--- DATA EXTRACT Enclosed Below ---
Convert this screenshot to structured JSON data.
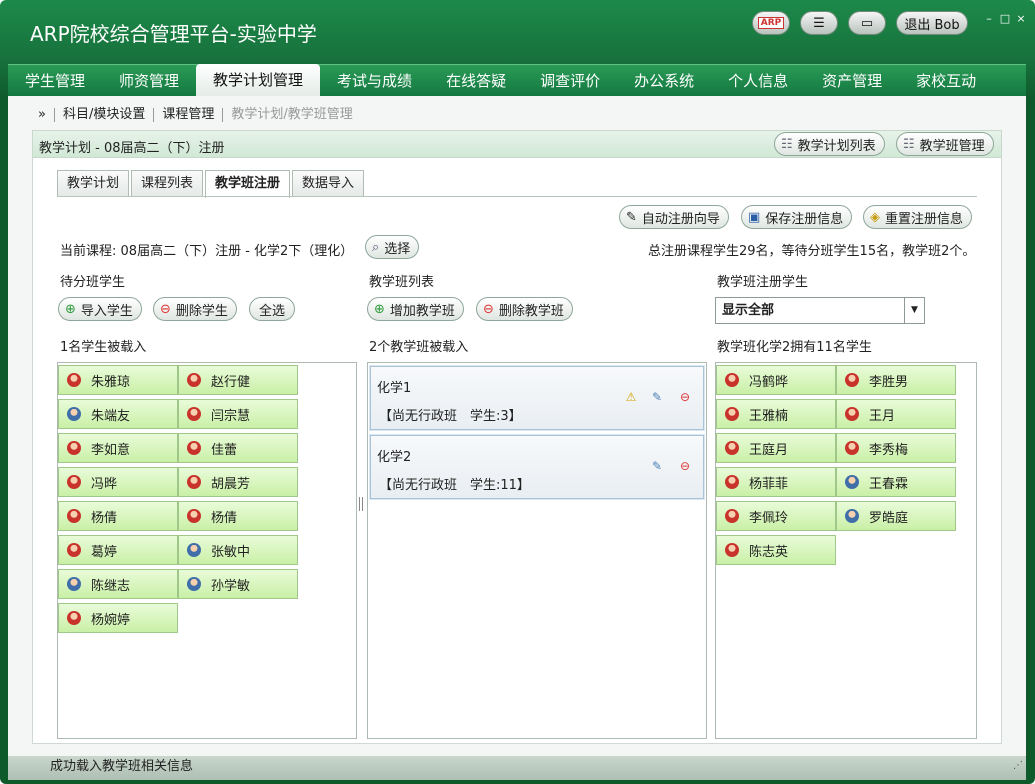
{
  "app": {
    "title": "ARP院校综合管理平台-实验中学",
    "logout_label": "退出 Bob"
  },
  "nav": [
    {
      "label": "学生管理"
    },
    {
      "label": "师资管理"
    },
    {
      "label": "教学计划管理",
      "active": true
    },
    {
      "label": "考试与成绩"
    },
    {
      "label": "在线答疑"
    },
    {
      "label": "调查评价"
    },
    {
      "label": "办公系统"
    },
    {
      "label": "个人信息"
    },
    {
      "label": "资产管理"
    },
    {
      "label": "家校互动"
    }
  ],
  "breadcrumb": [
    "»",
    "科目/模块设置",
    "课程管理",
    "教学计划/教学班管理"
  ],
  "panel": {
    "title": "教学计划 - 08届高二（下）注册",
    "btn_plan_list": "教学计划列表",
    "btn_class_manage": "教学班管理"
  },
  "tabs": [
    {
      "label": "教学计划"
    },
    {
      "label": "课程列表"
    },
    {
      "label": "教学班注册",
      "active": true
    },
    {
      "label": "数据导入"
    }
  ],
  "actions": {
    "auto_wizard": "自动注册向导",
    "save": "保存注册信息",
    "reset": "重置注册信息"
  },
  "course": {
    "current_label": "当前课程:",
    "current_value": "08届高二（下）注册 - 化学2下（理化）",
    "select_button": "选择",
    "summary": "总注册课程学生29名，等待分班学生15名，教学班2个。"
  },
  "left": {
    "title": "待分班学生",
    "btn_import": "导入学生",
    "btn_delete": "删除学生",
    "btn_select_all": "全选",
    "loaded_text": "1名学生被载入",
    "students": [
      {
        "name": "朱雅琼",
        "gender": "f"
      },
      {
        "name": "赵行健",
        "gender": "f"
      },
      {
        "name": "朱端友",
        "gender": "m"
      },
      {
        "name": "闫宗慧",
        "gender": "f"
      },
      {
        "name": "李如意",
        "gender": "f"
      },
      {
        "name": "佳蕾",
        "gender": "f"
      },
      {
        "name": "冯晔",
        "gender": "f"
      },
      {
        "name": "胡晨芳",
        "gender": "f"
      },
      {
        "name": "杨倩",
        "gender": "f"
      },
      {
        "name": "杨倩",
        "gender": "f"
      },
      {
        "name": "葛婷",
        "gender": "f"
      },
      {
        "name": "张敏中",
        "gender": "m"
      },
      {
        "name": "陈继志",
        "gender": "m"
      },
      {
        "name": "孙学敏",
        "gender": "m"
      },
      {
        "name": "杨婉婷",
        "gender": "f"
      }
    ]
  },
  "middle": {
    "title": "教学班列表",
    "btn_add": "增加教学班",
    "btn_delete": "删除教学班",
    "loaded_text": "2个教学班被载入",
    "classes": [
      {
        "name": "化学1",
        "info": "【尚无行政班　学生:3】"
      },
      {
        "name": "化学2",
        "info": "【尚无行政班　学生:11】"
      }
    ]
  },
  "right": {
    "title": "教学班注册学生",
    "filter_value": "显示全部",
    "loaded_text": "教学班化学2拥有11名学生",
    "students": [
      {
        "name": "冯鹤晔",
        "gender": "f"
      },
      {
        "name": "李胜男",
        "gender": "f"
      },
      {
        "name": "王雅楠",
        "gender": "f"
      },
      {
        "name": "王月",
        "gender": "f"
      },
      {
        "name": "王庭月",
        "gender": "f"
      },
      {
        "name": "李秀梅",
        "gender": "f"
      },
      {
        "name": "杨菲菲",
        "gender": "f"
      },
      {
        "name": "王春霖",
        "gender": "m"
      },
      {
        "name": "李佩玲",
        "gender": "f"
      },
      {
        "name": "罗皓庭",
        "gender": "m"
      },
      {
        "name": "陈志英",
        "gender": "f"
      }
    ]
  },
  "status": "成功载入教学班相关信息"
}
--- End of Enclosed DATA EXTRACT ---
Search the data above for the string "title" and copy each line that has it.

▶ [RESPONSE]:
    "title": "ARP院校综合管理平台-实验中学",
    "title": "教学计划 - 08届高二（下）注册",
    "title": "待分班学生",
    "title": "教学班列表",
    "title": "教学班注册学生",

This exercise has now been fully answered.